I shall step down from my soap box now...

"We make our food; thereafter, our food makes us." - Winston Churchill (with a slight modification)
Reply
"We make our food; thereafter, our food makes us." - Winston Churchill (with a slight modification)
Reply
post #28 of 70
Di-A-Gram! In my short experience (graduated HS in 1960 and took Latin), most HS and even college students have little, if any, grasp as to the meaning of the word as relates to the study of English. And I take umbrage at the "verbalization" of nouns, especially certain "titles", such as "cheffing"! WTHDTM?
Chef,
Specialties: MasterCook/RecipeFox; Culinary logistics; Personal Chef; Small restaurant owner; Caterer
Reply
Chef,
Specialties: MasterCook/RecipeFox; Culinary logistics; Personal Chef; Small restaurant owner; Caterer
Reply
post #29 of 70
Quote:
Originally Posted by KYHeirloomer View Post

I would always take the bad spellers........

 

Just out of curiosity, Chefross, what does spelling and grammer have to do with a person's ability to cook? I never thought of them as requisites to work BOH.

 

Or are we talking about a different job classification?


I have my standards and quirks just like everybody else I guess. If I was hiring for a dishwasher, I don't think it's a problem, but if I were hiring for a cook, who has to read recipes, calculate quantities, take an inventory and create reports, then I feel these things are important.

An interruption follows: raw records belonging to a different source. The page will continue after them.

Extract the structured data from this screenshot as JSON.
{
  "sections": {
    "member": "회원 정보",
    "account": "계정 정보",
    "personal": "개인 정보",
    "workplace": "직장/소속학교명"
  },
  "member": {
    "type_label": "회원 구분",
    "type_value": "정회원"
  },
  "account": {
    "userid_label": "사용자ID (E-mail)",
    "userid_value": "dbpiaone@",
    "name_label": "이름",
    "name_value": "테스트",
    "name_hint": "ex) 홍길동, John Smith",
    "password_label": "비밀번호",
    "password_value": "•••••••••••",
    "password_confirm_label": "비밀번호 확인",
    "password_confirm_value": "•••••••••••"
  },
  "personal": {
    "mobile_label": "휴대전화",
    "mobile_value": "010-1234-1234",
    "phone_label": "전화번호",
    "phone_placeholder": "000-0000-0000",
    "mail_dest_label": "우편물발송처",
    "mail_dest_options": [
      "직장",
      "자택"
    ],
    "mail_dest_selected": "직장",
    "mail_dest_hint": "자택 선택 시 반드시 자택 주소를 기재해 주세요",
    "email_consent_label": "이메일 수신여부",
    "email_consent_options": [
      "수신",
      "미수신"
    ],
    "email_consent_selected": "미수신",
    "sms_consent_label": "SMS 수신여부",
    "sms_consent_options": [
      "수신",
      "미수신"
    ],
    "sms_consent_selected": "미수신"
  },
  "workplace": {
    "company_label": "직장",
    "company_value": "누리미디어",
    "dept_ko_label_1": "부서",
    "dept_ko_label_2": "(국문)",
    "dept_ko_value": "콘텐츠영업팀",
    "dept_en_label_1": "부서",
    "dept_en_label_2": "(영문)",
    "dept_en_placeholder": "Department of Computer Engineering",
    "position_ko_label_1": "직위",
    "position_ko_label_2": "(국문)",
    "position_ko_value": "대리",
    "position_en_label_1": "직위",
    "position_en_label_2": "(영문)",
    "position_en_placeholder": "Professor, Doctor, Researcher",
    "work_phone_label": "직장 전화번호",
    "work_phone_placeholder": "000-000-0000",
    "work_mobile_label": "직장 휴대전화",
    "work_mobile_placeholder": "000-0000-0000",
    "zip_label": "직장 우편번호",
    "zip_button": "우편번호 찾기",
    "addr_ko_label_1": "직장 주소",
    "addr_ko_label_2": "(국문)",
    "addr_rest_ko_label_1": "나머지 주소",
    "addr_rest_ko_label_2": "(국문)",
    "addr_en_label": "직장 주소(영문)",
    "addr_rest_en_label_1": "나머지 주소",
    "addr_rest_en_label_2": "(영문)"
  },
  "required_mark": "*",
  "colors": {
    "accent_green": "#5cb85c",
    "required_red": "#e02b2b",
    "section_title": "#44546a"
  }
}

post #30 of 70
Thread Starter 
Quote:
Originally Posted by KYHeirloomer View Post

 Fully correct grammer is reserved for formal occasions, not day to day speech.

 

 

 I disagree completely with this statement. I went to an ordinary public school,  but at a time when correctness was valued.  Grammar is a social skill.   Proper usage is always appropriate.   In addition,  it's quite easy to allow bad habits to creep in and become established if one is not careful. 

"The pressure's on...let's cook something!"
 
Reply
"The pressure's on...let's cook something!"
 
Reply
New Posts  All Forums:Forum Nav:
  Return Home
  Back to Forum: The Late Night Cafe (off-topic)
ChefTalk.com › ChefTalk Cooking Forums › General Discussions › The Late Night Cafe (off-topic) › Discussing grammar with my friend and me [not I]